A young couple were thrilled with their new home. They invited the pastor to come round to bless and consecrate it. Together they laid hands on every piece of furniture, offering the whole home up to God for his use. A couple of years down the line, he lost his job, and they lost their beautiful home and everything in it. “Why has this happened to us?” they beseeched their pastor. He could only remind them that they had offered it all up to God. It was his business what he did with it.
Judah too, learned that lesson. He had offered himself as guarantor for the safety of his young brother Benjamin. I’m sure he had no idea that that would be required of him. Yet when push came to shove, he indeed offered himself to serve as a slave to Joseph (Genesis 44:33-34) in place of Benjamin, when the silver cup had been found in his sack. He was willing to redeem his brother by offering up his own life. Just like his descendent – the Lion of the Tribe of Judah – who not only was willing, but went all the way to the cross to pay for our sins, that we might have true freedom. Unlike Jesus, in the end it was not required of him.
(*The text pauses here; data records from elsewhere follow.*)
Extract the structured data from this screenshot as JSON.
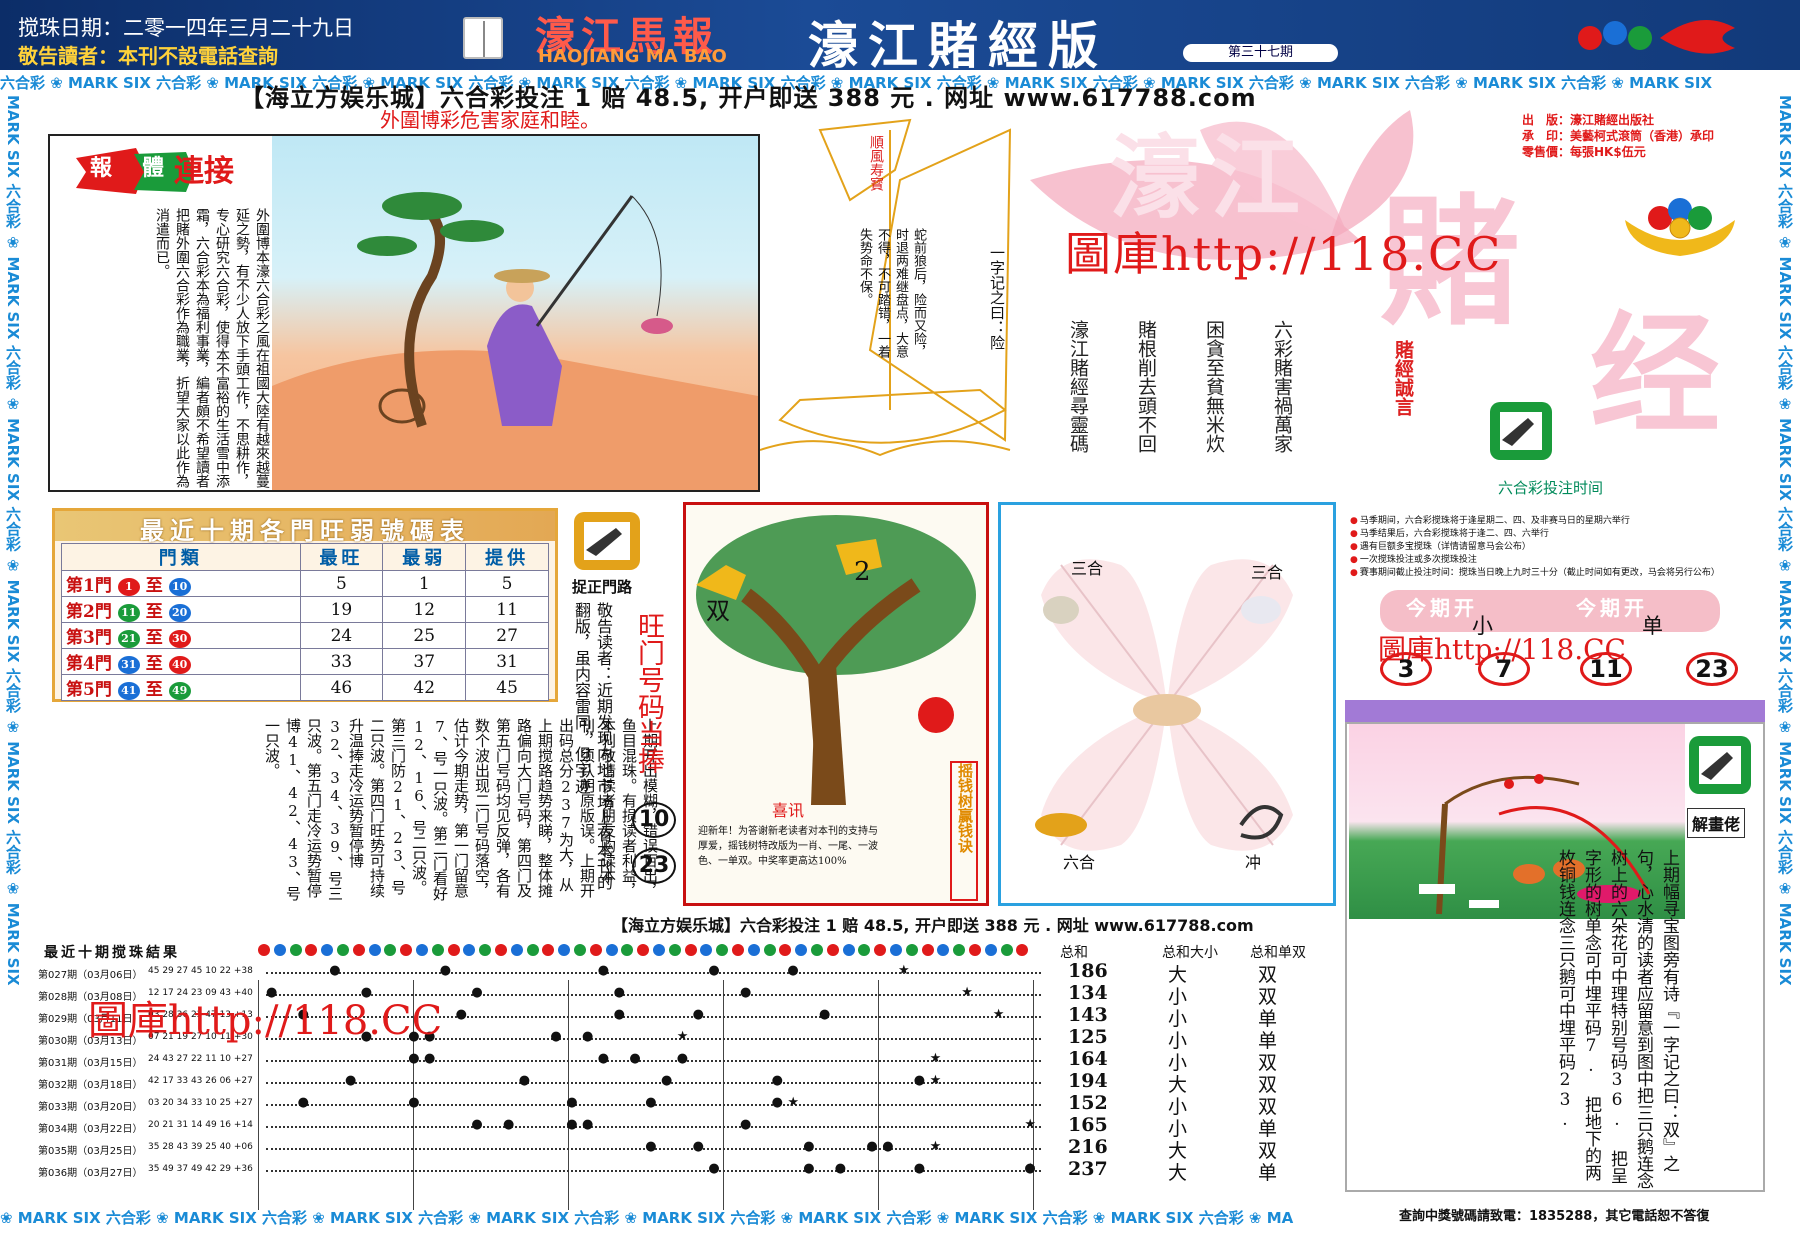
{
  "header": {
    "date": "搅珠日期：二零一四年三月二十九日",
    "warning_prefix": "敬告讀者：",
    "warning_text": "本刊不設電話查詢",
    "logo_name": "濠江馬報",
    "logo_pinyin": "HAOJIANG MA BAO",
    "edition": "濠江賭經版",
    "issue": "第三十七期"
  },
  "strips": {
    "top": "六合彩 ❀ MARK SIX 六合彩 ❀ MARK SIX 六合彩 ❀ MARK SIX 六合彩 ❀ MARK SIX 六合彩 ❀ MARK SIX 六合彩 ❀ MARK SIX 六合彩 ❀ MARK SIX 六合彩 ❀ MARK SIX 六合彩 ❀ MARK SIX 六合彩 ❀ MARK SIX 六合彩 ❀ MARK SIX",
    "bottom": "❀ MARK SIX 六合彩 ❀ MARK SIX 六合彩 ❀ MARK SIX 六合彩 ❀ MARK SIX 六合彩 ❀ MARK SIX 六合彩 ❀ MARK SIX 六合彩 ❀ MARK SIX 六合彩 ❀ MARK SIX 六合彩 ❀ MA",
    "side": "MARK SIX 六合彩 ❀ MARK SIX 六合彩 ❀ MARK SIX 六合彩 ❀ MARK SIX 六合彩 ❀ MARK SIX 六合彩 ❀ MARK SIX"
  },
  "ad_top": "【海立方娱乐城】六合彩投注 1 赔 48.5, 开户即送 388 元 . 网址 www.617788.com",
  "subhead": "外圍博彩危害家庭和睦。",
  "comic": {
    "tag_a": "報",
    "tag_b": "體",
    "tag_c": "連接",
    "text": "外圍博本濠六合彩之風在祖國大陸有越來越蔓延之勢，有不少人放下手頭工作，不思耕作，专心研究六合彩，使得本不富裕的生活雪中添霜，六合彩本為福利事業，編者頗不希望讀者把賭外圍六合彩作為職業，折望大家以此作為消遣而已。"
  },
  "boat": {
    "flag": "順風寿寳",
    "text1": "一字记之曰：险",
    "text2": "蛇前狼后，险而又险，时退两难继盘点，大意不得，不可踏错，一着失势命不保。"
  },
  "masthead": {
    "pub_label1": "出　版：",
    "pub_value1": "濠江賭經出版社",
    "pub_label2": "承　印：",
    "pub_value2": "美藝柯式滾筒（香港）承印",
    "pub_label3": "零售價：",
    "pub_value3": "每張HK$伍元",
    "big_a": "濠江",
    "big_b": "賭",
    "big_c": "经",
    "watermark": "圖庫http://118.CC",
    "poem": [
      "六彩賭害禍萬家",
      "困貪至貧無米炊",
      "賭根削去頭不回",
      "濠江賭經尋靈碼"
    ],
    "poem_label": "賭經誠言",
    "bet_time": "六合彩投注时间"
  },
  "stats": {
    "title": "最近十期各門旺弱號碼表",
    "headers": [
      "門類",
      "最旺",
      "最弱",
      "提供"
    ],
    "zhi": "至",
    "rows": [
      {
        "gate": "第1門",
        "from": "1",
        "to": "10",
        "hot": "5",
        "cold": "1",
        "pick": "5",
        "c1": "#e01a1a",
        "c2": "#1a6fd6"
      },
      {
        "gate": "第2門",
        "from": "11",
        "to": "20",
        "hot": "19",
        "cold": "12",
        "pick": "11",
        "c1": "#1a9b3a",
        "c2": "#1a6fd6"
      },
      {
        "gate": "第3門",
        "from": "21",
        "to": "30",
        "hot": "24",
        "cold": "25",
        "pick": "27",
        "c1": "#1a9b3a",
        "c2": "#e01a1a"
      },
      {
        "gate": "第4門",
        "from": "31",
        "to": "40",
        "hot": "33",
        "cold": "37",
        "pick": "31",
        "c1": "#1a6fd6",
        "c2": "#e01a1a"
      },
      {
        "gate": "第5門",
        "from": "41",
        "to": "49",
        "hot": "46",
        "cold": "42",
        "pick": "45",
        "c1": "#1a6fd6",
        "c2": "#1a9b3a"
      }
    ]
  },
  "hand_label": "捉正門路",
  "mid_text": "上期开出模糊，错误百出，鱼目混珠。有损读者利益，本刊敬请读者朋友购读本刊，须认明原版误。上期开出码总分237为大，从上期搅路趋势来睇，整体摊路偏向大门号码，第四门及第五门号码均见反弹，各有数个波出现二门号码落空，估计今期走势，第一门留意7、号一只波。第二门看好12、16、号二只波。第三门防21、23、号二只波。第四门旺势可持续升温捧走冷运势暂停博32、34、39、号三只波。第五门走冷运势暂停博41、42、43、号一只波。",
  "notice_text": "敬告读者：近期发现内地市场上有本刊的翻版，虽内容雷同，但字迹",
  "hot": {
    "title": "旺门号码当捧",
    "n1": "10",
    "n2": "23"
  },
  "tree": {
    "label_a": "双",
    "label_b": "2",
    "cap_title": "喜讯",
    "cap_text": "迎新年！为答谢新老读者对本刊的支持与厚爱，摇钱树特改版为一肖、一尾、一波色、一单双。中奖率更高达100%",
    "side": "摇钱树赢钱诀"
  },
  "heart": {
    "tl": "三合",
    "tr": "三合",
    "bl": "六合",
    "br": "冲"
  },
  "bet_notes": [
    "马季期间，六合彩搅珠将于逢星期二、四、及非赛马日的星期六举行",
    "马季结果后，六合彩搅珠将于逢二、四、六举行",
    "遇有巨额多宝搅珠（详情请留意马会公布）",
    "一次搅珠投注或多次搅珠投注",
    "賽事期间截止投注时间：搅珠当日晚上九时三十分（截止时间如有更改，马会将另行公布）"
  ],
  "open": {
    "label": "今期开",
    "val1": "小",
    "val2": "单",
    "watermark": "圖庫http://118.CC",
    "nums": [
      "3",
      "7",
      "11",
      "23"
    ]
  },
  "riddle": {
    "label": "解畫佬",
    "text": "上期幅寻宝图旁有诗『一字记之曰：双』之句，心水清的读者应留意到图中把三只鹅连念树上的六朵花可中理特别号码36. 把呈字形的树单念可中埋平码7. 把地下的两枚铜钱连念三只鹅可中埋平码23."
  },
  "results": {
    "head": "最近十期搅珠結果",
    "col_sum": "总和",
    "col_bs": "总和大小",
    "col_oe": "总和单双",
    "rows": [
      {
        "label": "第027期（03月06日）",
        "nums": "45 29 27 45 10 22 +38",
        "sum": "186",
        "bs": "大",
        "oe": "双"
      },
      {
        "label": "第028期（03月08日）",
        "nums": "12 17 24 23 09 43 +40",
        "sum": "134",
        "bs": "小",
        "oe": "双"
      },
      {
        "label": "第029期（03月11日）",
        "nums": "03 28 36 23 47 13 +13",
        "sum": "143",
        "bs": "小",
        "oe": "单"
      },
      {
        "label": "第030期（03月13日）",
        "nums": "07 21 19 27 10 11 +30",
        "sum": "125",
        "bs": "小",
        "oe": "单"
      },
      {
        "label": "第031期（03月15日）",
        "nums": "24 43 27 22 11 10 +27",
        "sum": "164",
        "bs": "小",
        "oe": "双"
      },
      {
        "label": "第032期（03月18日）",
        "nums": "42 17 33 43 26 06 +27",
        "sum": "194",
        "bs": "大",
        "oe": "双"
      },
      {
        "label": "第033期（03月20日）",
        "nums": "03 20 34 33 10 25 +27",
        "sum": "152",
        "bs": "小",
        "oe": "双"
      },
      {
        "label": "第034期（03月22日）",
        "nums": "20 21 31 14 49 16 +14",
        "sum": "165",
        "bs": "小",
        "oe": "单"
      },
      {
        "label": "第035期（03月25日）",
        "nums": "35 28 43 39 25 40 +06",
        "sum": "216",
        "bs": "大",
        "oe": "双"
      },
      {
        "label": "第036期（03月27日）",
        "nums": "35 49 37 49 42 29 +36",
        "sum": "237",
        "bs": "大",
        "oe": "单"
      }
    ],
    "watermark": "圖庫http://118.CC"
  },
  "ad_mid": "【海立方娱乐城】六合彩投注 1 赔 48.5, 开户即送 388 元 . 网址 www.617788.com",
  "hotline": "查詢中獎號碼請致電：1835288，其它電話恕不答復"
}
How many hymns and spiritual songs encourage us to ‘offer up our lives as a living sacrifice’ or to ‘surrender all’ or to declare that we are ‘wholly available’ and ‘laying it all down’ to his service? And when we sing them, do we really mean it? And what if God took us up on the offer? What if he took everything we say we are offering? Would we still mean it then?